Sunday, February 18, 2007

Auction signals end of family's farming

KATC Channel 3

LETTSWORTH, La. -- On a clear, sunny day in January, L.N. Jones got out of farming after 51 years of doing nothing else.

The occasion wasn't a retirement dinner, but a farm auction in Lettsworth.

Small equipment parts were neatly organized under a large wooden shed. Larger equipment _ such as tractors and combines _ sat out in rows on ground that would normally be planted in soybeans this spring.

"This is kind of an end of an era," said his wife Jane Jones.

Forty of L.N. Jones' years of farming were here; the rest as a young man in his home state of Missouri. He comes from a long line of farmers, and his two sons, Mike and Mark, tried farming until today's farm economics _ fairly flat commodity prices and soaring costs of production _ forced them to get other jobs.

"We farmed this ground for 40 years," said Jane Jones, who's 72. "It's hard to stop, to give it up."

"There are good years and bad years, but it's a very good life, a very rewarding life," she said.

If her husband, a lean, soft-spoken man, was feeling sad on auction day, he didn't show it. Some of the big tractors were ones he had driven for 20 years, but he said he didn't get sentimental about equipment.

"I don't have any use for it anymore. Whatever it gets (at auction), it's gone; I won't worry about it. I looked at it as machinery, just metal, a way to make a living.
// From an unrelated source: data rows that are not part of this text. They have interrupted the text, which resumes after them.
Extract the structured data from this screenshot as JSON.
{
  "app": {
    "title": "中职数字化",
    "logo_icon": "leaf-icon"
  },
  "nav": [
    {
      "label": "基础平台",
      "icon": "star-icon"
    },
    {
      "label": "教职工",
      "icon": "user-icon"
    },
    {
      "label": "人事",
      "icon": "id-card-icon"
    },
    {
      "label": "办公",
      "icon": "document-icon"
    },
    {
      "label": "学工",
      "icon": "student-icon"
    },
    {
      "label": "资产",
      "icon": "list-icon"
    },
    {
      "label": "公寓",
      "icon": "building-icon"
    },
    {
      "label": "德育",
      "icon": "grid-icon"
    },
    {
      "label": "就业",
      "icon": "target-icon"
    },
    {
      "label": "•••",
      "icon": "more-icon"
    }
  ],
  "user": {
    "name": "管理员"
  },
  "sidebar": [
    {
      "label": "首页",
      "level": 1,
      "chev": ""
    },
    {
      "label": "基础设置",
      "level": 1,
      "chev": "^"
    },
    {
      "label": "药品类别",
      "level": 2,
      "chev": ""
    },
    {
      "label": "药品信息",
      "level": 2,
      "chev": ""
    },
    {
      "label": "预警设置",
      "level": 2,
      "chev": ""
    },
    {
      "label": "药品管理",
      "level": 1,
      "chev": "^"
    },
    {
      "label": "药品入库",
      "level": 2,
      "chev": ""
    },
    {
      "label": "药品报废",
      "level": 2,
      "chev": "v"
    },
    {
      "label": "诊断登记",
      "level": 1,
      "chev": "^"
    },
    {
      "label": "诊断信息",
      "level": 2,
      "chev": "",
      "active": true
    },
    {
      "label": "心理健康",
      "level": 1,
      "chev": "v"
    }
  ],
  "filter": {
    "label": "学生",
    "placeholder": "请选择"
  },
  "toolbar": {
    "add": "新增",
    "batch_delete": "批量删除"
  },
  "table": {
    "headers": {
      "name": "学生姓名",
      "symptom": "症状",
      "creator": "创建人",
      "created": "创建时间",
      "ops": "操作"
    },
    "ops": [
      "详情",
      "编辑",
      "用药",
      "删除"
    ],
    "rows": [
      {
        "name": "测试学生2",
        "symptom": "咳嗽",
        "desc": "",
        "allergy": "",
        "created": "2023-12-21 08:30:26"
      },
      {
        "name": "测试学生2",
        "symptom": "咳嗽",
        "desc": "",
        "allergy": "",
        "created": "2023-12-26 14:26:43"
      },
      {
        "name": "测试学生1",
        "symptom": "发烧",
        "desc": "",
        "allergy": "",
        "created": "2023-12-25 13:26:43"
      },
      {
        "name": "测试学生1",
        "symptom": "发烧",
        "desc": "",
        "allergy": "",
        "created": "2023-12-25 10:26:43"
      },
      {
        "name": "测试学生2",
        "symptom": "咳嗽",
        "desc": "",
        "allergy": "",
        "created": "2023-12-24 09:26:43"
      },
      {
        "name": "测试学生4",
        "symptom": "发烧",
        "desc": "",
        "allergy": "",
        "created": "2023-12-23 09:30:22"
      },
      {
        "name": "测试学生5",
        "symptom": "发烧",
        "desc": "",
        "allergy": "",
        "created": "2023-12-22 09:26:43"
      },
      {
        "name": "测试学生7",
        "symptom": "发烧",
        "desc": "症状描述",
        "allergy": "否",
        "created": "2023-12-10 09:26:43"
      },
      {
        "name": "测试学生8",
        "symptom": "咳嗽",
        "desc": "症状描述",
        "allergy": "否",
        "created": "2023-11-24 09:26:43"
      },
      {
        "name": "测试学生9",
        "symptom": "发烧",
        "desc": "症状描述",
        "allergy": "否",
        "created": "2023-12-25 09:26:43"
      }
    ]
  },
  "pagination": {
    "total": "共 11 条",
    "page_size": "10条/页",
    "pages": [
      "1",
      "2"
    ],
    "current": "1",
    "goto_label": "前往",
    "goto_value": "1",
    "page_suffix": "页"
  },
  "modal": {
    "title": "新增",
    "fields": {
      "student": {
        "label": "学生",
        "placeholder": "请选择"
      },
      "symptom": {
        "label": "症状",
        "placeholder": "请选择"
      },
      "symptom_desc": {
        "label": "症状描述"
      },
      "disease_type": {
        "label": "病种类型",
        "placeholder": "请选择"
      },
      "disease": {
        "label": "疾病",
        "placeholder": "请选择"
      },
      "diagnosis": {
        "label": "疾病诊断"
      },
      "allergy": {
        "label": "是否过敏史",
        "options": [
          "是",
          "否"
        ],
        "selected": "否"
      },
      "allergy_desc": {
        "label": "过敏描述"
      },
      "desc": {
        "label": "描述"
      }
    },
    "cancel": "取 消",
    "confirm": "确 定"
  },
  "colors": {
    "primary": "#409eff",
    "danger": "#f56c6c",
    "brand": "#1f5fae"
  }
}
Let it go," said Jones.

His given name is Lynn Noflet Jones, but he goes by his initials. He grew up on a farm in Cooter, Mo., in what's called the "boot heel"-shaped section of the state.
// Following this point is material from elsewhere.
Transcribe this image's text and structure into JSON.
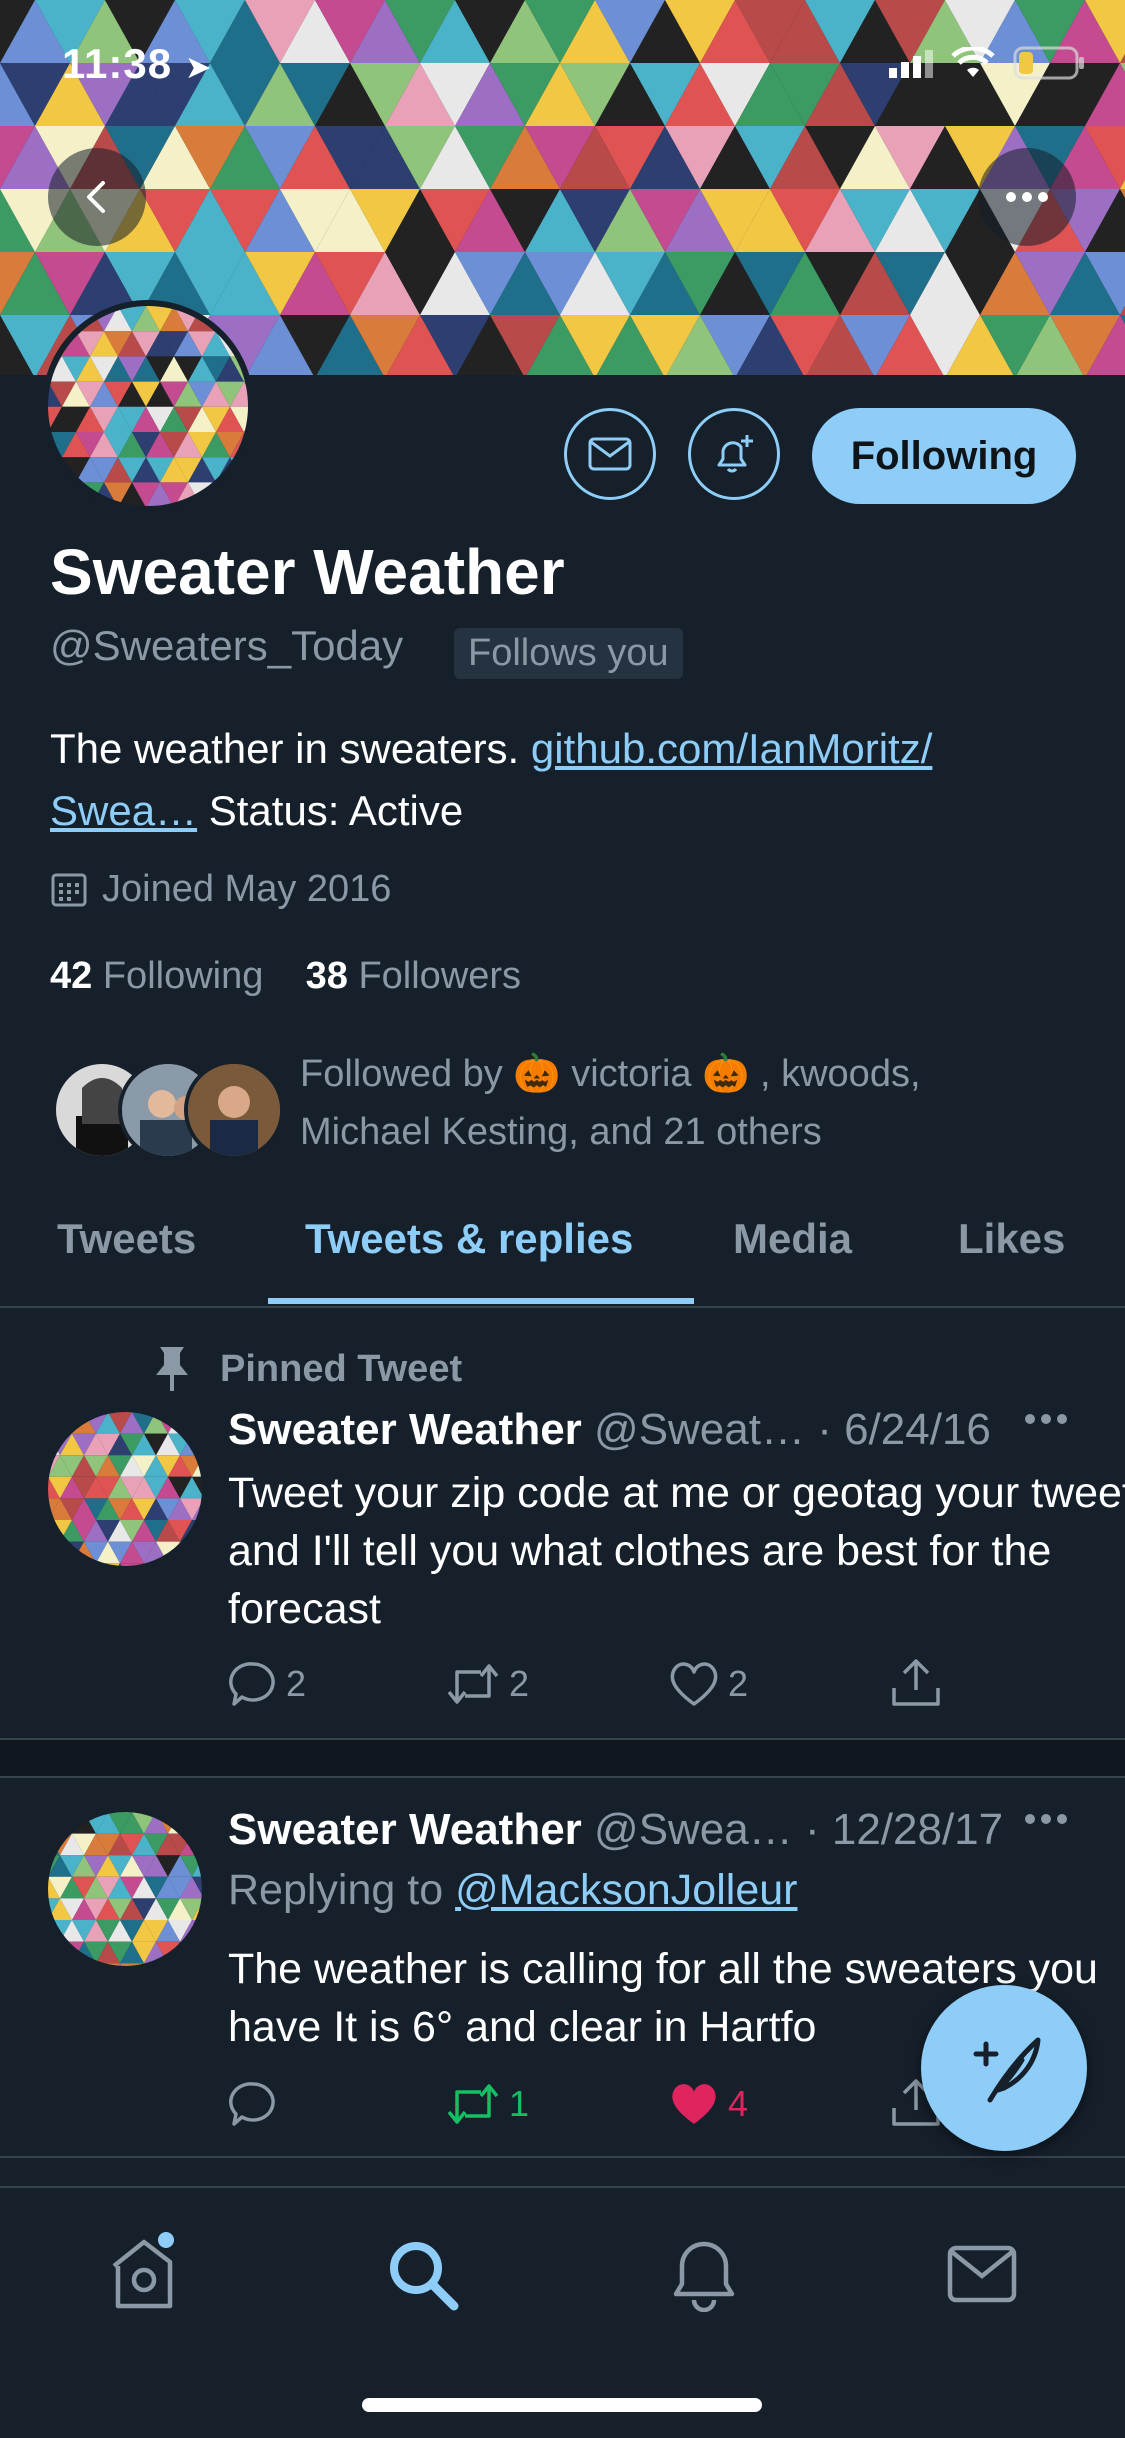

Forty years ago, when it became hard for Jones to expand his own farm in Missouri because of a lack of available land, he and his family, along with his brother and sister's farming families, moved to Louisiana.

They had answered a real estate ad in the Memphis, Tenn., newspaper about land that was available for lease in Lettsworth, about 25 miles north of New Roads.

L.N. Jones and his brother, Jimmy Jones, together leased 1,500 acres, splitting the land between them, with their sister and her husband farming nearby. They were some of the first to introduce row crops in a part of the state where the land was then mostly in cattle.

"We had people come by when we started unloading the equipment; they'd stop and look. We brought it with us, the tractor and farm equipment we used in Missouri," Jones said.

"We tore up a lot of it, when we started on it. It wasn't built heavy enough. We had to go back to Missouri and Arkansas" and get heavier equipment, he remembers.

"It had just been cleared, was raw new ground," Jones said.

The Joneses raised soybeans, wheat and corn on their farm. They bought three acres of the land they leased to build their house on; it sits not far from La. 1 in Lettsworth.

Through the years, Jones also leased land from other property owners in the area. Much of the land had long been held by various families and wasn't for sale. But Jane Jones said she doesn't know if they would have bought it anyway.

It would have been another large debt in the risky world of farming.

At one point, Jones was farming 3,300 acres. In recent years, he dropped down on the acreage he farmed: "The heat in the summertime gets to you. I'm 74," Jones said.

Last year he farmed 950 acres, the greater portion of which was part of the original 1,500 acres he and his brother had leased 40 years ago.

Jones and his wife had pondered getting out of farming altogether, but hadn't made the final decision. Then this past spring, the original 1,500 acres was sold. The land will be going into sugar cane now under a new owner.

"Sometimes, God kind of makes your mind up for you," said Jane Jones.

On the Jan. 25 auction, the clear blue sky was a blessing after days of dreary gray skies and rain _ farm auctions are held no matter what the weather is like.

A crowd of area farmers and ranchers had gathered at the farm. One of their first stops was at the auctioneering company trailer for Keith Babb and Associates of Monroe.

The farmers and ranchers filled out a registration card and got a number. If they ended up making a winning bid on a piece of equipment, they'd come back later to the trailer to pay.

Keith Babb's wife, Carolyn, was at the trailer window. She seemed to know everyone who came by.

"That's one of the functions of an auction," she said. "The farmers can get together and visit."

The auction started under the shed, with the smaller pieces of equipment and parts first. Items such as heavy chains, large metal springs, nuts and bolts and gauge wheels for John Deere planters were carefully organized on wooden pallets.

Keith Babb conducted the auction from a specially designed camper bed on a pickup truck. As items were sold, the truck driver would move the truck slowly along to the next lots.

"This is a sad occasion in some ways," Babb told the crowd in a deep, rolling voice he worked in radio and TV before going into auctioneering in 1971.

The money from the auction, however, would be going toward the Jones' retirement, he said.

"They won't have to worry about the weather or prices," Babb said. "We wish them a very successful future in his retirement."